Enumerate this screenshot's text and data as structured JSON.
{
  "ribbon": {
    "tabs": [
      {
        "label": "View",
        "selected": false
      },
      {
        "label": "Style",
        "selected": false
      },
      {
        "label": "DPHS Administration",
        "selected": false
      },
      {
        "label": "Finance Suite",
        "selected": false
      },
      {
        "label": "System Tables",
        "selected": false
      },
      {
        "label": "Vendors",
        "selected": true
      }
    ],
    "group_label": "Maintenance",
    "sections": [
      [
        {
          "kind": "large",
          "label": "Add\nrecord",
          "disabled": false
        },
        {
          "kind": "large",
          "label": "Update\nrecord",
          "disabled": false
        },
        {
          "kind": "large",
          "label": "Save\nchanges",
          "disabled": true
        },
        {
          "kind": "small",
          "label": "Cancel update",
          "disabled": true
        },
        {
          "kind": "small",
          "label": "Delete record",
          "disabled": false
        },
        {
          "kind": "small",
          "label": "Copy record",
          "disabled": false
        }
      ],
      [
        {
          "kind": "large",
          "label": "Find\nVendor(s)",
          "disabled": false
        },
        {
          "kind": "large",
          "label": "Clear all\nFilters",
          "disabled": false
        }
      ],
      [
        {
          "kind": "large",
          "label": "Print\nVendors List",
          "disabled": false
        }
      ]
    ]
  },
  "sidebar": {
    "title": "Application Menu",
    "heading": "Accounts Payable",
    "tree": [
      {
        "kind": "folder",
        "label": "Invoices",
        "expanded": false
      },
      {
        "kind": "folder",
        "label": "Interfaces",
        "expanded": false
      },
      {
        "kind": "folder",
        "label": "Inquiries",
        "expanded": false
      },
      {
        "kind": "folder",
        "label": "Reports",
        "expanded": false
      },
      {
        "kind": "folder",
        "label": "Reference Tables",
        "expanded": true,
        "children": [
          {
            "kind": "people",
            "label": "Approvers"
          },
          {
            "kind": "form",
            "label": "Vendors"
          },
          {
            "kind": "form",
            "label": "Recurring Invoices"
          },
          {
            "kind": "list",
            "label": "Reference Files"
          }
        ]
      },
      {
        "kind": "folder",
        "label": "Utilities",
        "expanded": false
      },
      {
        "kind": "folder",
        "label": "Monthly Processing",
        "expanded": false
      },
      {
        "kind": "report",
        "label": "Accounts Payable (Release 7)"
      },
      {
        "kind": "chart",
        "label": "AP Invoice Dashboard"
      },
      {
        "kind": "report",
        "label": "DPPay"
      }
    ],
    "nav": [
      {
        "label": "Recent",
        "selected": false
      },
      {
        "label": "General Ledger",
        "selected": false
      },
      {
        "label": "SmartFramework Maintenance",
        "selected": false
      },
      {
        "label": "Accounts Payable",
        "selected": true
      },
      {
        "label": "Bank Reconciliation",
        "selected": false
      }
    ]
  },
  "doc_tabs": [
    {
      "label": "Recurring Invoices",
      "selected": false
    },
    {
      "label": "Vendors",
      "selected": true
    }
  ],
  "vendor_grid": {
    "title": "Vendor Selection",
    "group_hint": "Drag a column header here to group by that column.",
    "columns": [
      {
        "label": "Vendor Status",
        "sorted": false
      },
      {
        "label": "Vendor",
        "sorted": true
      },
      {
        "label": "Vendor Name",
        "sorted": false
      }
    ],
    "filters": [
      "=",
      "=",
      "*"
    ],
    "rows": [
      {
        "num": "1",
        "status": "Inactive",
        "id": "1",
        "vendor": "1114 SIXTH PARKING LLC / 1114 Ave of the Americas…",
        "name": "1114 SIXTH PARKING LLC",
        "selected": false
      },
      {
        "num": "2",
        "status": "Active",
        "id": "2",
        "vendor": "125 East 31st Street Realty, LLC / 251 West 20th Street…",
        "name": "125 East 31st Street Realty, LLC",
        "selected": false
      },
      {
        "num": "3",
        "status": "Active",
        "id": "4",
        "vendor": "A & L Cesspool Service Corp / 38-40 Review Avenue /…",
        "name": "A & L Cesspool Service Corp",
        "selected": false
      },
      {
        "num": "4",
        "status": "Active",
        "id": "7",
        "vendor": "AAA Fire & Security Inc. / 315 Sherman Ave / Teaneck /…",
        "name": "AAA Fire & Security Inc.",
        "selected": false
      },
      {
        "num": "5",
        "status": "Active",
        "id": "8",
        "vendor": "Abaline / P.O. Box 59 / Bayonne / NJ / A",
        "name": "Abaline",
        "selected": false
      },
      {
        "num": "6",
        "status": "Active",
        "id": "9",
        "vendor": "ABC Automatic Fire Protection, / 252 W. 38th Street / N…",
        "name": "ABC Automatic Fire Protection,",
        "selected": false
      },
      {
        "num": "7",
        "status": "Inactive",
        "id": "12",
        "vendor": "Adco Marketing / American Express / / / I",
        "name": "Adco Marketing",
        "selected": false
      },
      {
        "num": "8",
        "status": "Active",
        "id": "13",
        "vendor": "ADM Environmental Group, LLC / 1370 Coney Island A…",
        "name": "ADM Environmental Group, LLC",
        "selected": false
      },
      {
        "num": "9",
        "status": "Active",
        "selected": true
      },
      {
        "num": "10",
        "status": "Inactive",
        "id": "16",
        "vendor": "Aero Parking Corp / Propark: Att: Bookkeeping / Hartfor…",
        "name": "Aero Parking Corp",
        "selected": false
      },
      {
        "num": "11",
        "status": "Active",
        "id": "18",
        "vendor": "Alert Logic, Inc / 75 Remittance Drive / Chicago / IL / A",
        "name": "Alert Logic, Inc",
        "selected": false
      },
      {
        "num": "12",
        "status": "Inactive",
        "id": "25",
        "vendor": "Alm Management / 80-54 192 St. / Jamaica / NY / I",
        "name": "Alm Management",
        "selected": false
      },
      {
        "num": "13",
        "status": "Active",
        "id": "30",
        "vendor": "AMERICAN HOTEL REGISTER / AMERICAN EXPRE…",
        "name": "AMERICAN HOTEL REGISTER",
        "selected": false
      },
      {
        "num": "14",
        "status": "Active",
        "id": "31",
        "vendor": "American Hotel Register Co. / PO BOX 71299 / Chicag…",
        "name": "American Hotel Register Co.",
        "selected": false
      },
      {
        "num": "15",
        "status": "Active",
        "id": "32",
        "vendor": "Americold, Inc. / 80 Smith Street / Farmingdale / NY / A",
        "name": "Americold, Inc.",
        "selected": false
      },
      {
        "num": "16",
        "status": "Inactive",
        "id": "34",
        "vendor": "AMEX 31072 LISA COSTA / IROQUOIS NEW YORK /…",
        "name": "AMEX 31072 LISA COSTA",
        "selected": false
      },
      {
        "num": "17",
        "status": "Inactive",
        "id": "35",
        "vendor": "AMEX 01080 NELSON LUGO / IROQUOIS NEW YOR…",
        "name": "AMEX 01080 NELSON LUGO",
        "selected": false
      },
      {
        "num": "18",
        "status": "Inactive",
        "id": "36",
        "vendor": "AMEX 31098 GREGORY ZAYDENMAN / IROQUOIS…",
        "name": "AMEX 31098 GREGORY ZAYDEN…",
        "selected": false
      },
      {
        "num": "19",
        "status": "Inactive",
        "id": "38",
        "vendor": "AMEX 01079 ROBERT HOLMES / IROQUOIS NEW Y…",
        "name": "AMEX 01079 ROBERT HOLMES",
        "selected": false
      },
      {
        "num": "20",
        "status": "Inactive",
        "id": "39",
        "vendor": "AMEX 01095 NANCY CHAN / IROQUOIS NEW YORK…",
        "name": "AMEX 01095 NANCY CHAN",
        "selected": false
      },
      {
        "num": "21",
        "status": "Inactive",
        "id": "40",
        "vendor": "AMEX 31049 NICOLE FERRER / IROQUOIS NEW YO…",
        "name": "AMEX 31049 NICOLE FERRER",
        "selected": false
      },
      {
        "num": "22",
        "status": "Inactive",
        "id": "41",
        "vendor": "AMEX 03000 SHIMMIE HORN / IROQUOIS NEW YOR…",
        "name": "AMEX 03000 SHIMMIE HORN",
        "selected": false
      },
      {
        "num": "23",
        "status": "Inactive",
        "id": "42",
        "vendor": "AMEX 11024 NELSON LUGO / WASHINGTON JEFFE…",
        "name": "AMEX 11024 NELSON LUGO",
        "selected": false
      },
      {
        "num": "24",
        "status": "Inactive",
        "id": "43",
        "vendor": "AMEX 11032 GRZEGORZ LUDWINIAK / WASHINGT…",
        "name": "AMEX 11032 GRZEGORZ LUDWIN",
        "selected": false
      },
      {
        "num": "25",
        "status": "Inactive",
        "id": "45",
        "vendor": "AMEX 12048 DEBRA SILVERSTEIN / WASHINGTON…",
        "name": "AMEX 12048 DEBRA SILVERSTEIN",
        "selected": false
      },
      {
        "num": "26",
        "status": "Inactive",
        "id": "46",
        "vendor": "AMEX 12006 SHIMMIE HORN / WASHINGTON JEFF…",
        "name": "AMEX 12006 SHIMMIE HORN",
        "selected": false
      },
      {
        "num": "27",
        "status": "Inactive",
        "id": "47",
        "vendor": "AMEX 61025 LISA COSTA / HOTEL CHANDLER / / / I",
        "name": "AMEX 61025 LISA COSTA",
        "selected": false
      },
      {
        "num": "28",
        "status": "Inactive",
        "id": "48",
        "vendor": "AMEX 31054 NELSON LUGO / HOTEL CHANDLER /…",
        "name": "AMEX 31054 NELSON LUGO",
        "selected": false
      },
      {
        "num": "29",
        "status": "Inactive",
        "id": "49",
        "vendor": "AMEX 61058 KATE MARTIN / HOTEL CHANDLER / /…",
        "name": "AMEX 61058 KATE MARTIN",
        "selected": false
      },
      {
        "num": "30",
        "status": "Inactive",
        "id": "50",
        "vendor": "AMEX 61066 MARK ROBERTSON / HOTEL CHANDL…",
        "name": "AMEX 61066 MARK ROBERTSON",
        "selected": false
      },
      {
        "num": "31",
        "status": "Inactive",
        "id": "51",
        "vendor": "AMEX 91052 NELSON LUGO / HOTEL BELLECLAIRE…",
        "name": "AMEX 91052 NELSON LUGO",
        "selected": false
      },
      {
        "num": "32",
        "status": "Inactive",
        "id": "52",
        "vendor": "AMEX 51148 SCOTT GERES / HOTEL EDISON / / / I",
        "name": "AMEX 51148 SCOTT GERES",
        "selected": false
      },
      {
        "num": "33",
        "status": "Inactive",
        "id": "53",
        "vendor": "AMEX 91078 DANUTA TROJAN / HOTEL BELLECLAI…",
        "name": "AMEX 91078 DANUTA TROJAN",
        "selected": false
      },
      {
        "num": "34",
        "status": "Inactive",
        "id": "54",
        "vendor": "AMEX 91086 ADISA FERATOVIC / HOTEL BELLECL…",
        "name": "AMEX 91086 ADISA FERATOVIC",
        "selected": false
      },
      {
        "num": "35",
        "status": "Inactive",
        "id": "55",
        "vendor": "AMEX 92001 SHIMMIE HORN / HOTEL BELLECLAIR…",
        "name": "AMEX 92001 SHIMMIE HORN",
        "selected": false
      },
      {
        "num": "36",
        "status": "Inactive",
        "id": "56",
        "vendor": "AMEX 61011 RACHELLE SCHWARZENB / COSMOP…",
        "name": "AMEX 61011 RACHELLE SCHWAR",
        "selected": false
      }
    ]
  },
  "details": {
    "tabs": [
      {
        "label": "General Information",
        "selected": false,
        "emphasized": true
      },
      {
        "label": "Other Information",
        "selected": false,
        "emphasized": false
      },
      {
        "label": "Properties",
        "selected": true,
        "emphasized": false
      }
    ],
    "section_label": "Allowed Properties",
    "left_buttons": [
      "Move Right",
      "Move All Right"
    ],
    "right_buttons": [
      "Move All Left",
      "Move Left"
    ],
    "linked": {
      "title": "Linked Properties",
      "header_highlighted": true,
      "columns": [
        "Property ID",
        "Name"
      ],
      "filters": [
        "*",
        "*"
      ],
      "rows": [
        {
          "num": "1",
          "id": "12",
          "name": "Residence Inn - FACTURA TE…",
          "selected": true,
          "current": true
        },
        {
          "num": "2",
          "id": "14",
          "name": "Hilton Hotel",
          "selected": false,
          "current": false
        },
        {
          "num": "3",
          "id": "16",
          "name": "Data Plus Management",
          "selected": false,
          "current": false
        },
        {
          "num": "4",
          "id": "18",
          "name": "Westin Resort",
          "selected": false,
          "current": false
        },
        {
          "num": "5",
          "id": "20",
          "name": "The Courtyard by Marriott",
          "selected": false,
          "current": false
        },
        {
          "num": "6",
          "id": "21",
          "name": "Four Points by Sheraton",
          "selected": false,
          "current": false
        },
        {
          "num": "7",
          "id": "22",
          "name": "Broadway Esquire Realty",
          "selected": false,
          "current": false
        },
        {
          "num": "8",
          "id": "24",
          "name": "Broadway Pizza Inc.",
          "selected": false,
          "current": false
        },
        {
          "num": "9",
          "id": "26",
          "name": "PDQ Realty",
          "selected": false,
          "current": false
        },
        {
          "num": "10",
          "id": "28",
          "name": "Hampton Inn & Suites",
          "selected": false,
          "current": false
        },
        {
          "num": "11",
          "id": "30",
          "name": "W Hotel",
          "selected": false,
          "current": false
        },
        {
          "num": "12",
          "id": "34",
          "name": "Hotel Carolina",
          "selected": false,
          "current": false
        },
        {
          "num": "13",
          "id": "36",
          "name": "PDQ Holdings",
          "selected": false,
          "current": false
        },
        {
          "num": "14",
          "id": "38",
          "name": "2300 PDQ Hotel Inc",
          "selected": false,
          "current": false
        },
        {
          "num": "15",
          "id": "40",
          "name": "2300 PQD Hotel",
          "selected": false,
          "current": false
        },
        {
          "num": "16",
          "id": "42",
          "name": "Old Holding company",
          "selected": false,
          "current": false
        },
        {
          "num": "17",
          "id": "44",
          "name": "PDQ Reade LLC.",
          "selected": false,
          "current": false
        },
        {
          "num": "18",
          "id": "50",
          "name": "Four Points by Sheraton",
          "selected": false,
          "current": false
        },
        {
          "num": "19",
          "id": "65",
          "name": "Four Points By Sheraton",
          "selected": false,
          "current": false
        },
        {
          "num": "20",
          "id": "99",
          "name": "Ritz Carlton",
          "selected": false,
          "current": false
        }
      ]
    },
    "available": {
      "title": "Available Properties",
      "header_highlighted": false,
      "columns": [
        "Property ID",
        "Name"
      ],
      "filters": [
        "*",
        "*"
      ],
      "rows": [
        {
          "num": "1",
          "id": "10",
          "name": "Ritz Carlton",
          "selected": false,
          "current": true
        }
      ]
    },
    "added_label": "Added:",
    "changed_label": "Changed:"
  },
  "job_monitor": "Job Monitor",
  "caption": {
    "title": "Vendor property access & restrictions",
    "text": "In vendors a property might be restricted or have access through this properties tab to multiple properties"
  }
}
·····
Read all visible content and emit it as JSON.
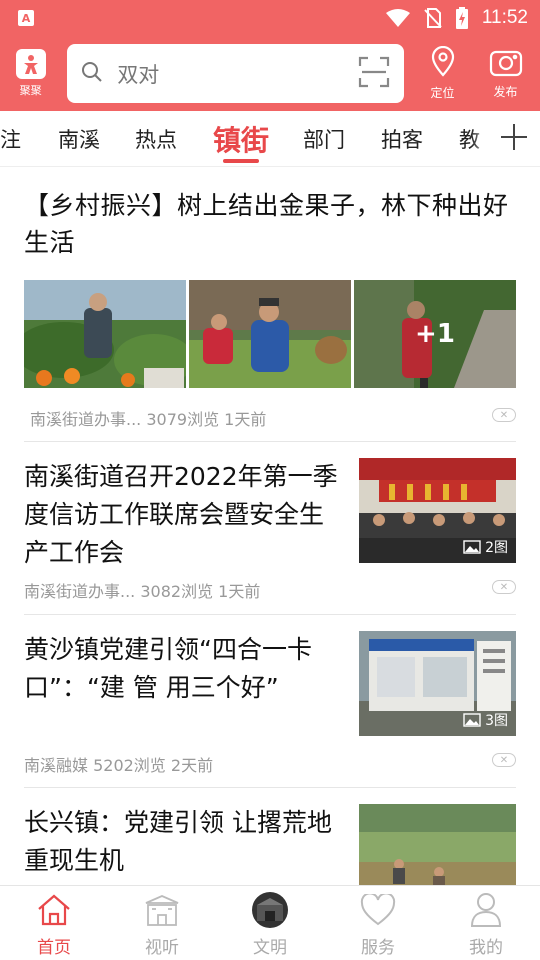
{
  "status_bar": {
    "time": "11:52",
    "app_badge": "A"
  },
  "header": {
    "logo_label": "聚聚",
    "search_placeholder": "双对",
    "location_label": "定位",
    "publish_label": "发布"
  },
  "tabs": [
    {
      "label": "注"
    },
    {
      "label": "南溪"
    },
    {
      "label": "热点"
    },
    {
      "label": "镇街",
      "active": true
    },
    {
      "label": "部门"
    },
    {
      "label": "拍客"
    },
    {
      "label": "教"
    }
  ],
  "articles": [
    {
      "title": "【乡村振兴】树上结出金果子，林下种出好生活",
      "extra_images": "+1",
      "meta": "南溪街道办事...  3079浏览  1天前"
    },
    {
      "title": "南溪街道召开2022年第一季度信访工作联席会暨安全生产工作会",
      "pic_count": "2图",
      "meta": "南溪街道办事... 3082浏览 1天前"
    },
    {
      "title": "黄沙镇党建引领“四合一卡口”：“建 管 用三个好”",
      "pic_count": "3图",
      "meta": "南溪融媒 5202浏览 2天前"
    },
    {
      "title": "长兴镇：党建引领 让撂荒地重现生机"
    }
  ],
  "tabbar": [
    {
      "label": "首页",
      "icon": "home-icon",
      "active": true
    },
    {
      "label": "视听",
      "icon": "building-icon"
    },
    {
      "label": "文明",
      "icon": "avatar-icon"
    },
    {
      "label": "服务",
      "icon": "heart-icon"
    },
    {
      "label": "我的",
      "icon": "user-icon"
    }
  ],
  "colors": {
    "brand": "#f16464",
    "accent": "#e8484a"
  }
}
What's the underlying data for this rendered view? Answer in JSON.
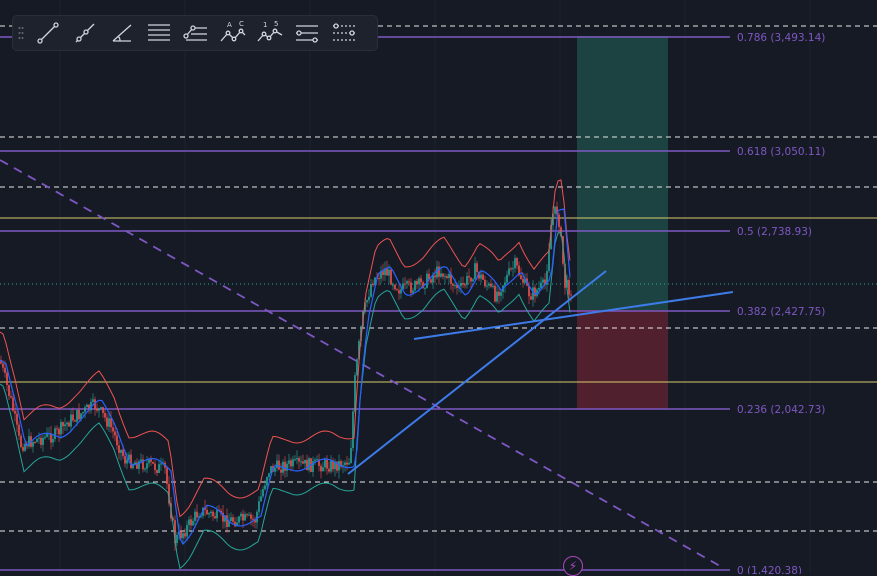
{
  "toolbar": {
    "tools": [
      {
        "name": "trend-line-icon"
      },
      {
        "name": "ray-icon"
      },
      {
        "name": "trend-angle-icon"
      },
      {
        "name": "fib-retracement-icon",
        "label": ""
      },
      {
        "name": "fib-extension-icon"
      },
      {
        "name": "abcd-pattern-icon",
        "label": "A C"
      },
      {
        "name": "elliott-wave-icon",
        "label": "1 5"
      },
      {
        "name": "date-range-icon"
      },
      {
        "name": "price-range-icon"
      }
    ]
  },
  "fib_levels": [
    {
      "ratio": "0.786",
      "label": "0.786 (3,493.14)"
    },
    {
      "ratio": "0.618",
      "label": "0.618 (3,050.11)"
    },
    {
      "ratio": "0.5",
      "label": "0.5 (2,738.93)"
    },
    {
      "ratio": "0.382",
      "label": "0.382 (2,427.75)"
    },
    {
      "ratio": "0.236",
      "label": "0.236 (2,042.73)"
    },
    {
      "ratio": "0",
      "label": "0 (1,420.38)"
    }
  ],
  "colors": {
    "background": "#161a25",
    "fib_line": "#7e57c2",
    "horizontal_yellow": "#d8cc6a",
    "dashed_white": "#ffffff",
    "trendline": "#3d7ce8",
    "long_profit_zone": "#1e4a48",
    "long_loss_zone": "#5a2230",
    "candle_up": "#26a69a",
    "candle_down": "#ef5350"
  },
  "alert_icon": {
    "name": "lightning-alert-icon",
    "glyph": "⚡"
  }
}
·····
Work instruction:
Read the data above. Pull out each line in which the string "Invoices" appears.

Task solution:
        "label": "Invoices",
            "label": "Recurring Invoices"
      "label": "Recurring Invoices",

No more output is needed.